TASK DETAILS
From the entries below, copy every line holding the word "underlined".

SUPPLIED RECORDS
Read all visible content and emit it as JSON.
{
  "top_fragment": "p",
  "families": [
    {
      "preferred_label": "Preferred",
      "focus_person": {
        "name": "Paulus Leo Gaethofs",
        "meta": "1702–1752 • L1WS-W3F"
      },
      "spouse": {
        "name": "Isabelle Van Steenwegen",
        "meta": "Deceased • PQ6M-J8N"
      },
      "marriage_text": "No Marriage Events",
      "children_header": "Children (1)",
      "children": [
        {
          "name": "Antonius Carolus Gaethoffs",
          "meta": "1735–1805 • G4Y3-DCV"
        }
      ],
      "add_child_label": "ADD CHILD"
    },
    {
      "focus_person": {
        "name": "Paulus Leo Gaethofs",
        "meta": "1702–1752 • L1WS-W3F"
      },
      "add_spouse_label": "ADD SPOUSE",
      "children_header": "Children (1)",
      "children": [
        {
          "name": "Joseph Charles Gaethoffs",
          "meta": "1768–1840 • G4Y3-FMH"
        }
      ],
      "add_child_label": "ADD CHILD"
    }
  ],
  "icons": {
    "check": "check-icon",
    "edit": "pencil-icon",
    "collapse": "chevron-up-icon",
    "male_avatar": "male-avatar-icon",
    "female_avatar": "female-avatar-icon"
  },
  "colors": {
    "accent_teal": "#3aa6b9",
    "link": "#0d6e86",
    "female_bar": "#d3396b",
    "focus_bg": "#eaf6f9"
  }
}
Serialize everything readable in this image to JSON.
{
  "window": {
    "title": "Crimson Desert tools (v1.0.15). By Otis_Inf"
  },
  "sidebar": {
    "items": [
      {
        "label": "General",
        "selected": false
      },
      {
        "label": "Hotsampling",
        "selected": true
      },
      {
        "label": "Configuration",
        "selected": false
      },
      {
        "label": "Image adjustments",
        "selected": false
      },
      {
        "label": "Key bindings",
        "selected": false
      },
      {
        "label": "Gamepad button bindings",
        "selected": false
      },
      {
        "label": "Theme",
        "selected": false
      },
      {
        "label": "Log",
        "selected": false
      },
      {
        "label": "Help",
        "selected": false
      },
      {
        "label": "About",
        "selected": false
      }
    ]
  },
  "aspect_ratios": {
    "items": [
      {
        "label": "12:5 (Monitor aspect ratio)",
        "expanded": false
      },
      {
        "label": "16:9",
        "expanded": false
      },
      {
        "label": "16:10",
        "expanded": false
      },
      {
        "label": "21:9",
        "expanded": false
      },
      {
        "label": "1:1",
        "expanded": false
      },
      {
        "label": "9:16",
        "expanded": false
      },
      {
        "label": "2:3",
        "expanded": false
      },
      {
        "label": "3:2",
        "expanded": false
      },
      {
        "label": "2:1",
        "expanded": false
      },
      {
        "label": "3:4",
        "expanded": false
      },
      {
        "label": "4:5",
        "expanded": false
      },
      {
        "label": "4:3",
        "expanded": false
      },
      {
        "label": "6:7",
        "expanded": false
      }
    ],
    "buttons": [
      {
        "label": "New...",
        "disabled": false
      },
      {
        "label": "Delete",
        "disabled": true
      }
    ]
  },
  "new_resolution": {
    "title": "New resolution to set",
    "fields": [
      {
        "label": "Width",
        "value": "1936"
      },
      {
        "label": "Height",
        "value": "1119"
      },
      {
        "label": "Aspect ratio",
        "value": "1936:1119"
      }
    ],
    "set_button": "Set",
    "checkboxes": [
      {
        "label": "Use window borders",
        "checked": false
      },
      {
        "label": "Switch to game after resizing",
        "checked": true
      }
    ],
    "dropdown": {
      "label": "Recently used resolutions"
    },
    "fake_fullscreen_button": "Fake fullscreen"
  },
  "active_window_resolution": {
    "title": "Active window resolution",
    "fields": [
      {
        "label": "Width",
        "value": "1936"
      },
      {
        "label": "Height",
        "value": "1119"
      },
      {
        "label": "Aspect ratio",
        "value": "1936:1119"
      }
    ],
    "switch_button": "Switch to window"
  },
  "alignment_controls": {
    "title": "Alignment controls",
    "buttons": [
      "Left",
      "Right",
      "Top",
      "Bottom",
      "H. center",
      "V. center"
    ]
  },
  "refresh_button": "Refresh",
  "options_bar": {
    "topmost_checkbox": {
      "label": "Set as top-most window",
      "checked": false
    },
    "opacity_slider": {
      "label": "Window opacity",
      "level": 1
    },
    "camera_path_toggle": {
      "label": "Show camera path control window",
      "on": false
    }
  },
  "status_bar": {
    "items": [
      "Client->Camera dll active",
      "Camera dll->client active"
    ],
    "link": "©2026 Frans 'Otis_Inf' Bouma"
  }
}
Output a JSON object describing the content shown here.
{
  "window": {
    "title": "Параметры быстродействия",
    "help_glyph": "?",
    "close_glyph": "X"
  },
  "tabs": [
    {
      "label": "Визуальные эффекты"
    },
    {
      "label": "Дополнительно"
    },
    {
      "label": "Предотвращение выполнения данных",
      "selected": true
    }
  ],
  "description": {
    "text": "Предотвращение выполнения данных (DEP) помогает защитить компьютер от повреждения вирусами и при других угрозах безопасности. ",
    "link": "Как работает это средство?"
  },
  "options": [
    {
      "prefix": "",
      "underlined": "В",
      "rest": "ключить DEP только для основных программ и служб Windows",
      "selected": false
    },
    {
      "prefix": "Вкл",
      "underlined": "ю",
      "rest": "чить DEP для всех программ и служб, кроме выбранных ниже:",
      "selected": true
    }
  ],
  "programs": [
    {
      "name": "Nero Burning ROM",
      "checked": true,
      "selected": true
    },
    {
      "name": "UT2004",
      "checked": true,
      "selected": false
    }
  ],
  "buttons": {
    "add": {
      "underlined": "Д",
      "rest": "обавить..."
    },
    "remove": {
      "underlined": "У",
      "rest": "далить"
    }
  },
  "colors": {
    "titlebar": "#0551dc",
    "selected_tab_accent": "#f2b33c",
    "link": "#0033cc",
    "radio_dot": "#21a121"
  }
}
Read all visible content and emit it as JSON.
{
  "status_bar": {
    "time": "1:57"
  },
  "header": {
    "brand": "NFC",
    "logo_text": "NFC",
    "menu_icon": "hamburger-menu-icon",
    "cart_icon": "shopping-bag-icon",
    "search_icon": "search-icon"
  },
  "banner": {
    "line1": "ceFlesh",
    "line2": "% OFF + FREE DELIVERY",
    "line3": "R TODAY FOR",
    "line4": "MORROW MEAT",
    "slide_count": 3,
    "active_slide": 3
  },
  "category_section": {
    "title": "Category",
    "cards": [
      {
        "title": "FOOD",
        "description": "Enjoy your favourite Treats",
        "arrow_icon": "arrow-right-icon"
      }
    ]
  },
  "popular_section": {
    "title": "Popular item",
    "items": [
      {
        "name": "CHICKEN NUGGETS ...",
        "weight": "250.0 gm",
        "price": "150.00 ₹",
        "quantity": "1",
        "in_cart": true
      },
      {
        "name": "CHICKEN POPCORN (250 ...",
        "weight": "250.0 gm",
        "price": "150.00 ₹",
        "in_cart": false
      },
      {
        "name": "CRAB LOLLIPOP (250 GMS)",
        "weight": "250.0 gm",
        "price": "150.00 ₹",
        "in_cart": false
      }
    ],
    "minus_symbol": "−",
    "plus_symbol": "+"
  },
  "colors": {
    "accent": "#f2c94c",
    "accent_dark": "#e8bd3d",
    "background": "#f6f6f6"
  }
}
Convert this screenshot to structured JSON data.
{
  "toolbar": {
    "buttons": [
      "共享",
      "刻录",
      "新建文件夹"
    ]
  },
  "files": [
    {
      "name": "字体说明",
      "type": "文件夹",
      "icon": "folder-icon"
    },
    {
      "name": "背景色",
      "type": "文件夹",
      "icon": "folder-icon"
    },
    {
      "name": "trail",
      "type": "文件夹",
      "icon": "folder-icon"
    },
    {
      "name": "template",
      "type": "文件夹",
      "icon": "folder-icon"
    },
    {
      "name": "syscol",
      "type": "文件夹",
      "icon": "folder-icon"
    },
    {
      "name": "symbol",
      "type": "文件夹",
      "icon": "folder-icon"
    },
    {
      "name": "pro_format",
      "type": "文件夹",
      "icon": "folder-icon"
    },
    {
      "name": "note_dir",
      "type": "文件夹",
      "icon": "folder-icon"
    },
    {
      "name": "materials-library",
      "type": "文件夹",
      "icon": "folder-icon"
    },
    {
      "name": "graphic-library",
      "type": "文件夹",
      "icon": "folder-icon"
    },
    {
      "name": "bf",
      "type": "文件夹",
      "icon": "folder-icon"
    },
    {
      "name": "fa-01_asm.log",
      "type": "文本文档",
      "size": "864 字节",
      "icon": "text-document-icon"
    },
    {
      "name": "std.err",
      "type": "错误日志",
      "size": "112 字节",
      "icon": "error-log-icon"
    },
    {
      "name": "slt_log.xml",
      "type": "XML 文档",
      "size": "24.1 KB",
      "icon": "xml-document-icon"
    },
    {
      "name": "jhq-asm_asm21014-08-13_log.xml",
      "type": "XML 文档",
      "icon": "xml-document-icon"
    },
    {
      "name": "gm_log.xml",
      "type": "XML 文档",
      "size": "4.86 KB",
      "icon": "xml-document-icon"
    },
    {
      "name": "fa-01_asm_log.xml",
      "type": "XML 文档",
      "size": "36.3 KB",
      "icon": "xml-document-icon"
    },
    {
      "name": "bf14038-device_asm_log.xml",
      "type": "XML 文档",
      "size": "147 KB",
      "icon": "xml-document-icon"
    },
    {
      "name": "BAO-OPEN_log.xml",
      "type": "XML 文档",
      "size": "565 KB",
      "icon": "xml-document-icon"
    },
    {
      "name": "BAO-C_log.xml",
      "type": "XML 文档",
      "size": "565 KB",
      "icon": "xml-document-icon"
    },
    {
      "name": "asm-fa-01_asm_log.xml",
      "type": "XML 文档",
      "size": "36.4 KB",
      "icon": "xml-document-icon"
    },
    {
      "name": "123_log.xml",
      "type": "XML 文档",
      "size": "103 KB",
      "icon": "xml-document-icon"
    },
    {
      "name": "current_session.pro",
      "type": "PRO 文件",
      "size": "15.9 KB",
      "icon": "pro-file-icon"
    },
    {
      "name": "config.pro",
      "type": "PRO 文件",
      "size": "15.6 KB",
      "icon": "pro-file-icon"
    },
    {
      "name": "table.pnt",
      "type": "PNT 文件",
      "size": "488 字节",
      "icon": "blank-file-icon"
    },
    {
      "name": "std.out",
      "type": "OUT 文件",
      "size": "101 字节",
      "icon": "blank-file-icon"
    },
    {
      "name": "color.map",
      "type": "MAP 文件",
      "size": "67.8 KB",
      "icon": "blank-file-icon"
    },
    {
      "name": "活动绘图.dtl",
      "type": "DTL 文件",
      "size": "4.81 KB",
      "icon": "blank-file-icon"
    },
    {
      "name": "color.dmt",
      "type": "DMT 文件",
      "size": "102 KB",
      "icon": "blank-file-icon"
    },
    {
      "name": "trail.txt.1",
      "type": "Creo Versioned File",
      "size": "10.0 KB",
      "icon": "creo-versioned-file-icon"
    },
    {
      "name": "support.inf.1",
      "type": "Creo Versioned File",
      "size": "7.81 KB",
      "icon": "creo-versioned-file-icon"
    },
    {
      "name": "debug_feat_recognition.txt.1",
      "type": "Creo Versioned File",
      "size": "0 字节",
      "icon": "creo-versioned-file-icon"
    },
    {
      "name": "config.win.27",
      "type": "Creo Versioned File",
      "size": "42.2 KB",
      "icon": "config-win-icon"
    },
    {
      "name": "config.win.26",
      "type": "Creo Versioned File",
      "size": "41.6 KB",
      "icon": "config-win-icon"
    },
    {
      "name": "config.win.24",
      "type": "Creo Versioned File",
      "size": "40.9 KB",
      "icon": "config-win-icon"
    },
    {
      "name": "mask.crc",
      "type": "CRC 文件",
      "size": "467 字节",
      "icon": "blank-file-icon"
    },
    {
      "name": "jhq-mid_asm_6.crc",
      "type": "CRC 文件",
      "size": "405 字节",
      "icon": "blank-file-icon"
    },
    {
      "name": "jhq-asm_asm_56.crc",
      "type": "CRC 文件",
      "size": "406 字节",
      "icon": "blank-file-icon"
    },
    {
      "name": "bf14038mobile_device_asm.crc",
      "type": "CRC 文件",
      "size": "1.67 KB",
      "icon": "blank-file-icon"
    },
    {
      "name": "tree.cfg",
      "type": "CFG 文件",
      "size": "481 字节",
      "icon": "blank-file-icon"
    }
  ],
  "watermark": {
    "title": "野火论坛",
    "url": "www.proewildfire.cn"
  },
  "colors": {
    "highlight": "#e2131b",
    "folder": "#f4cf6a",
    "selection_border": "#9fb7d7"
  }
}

COMPLETED TASK
      "underlined": "В",
      "underlined": "ю",
      "underlined": "Д",
      "underlined": "У",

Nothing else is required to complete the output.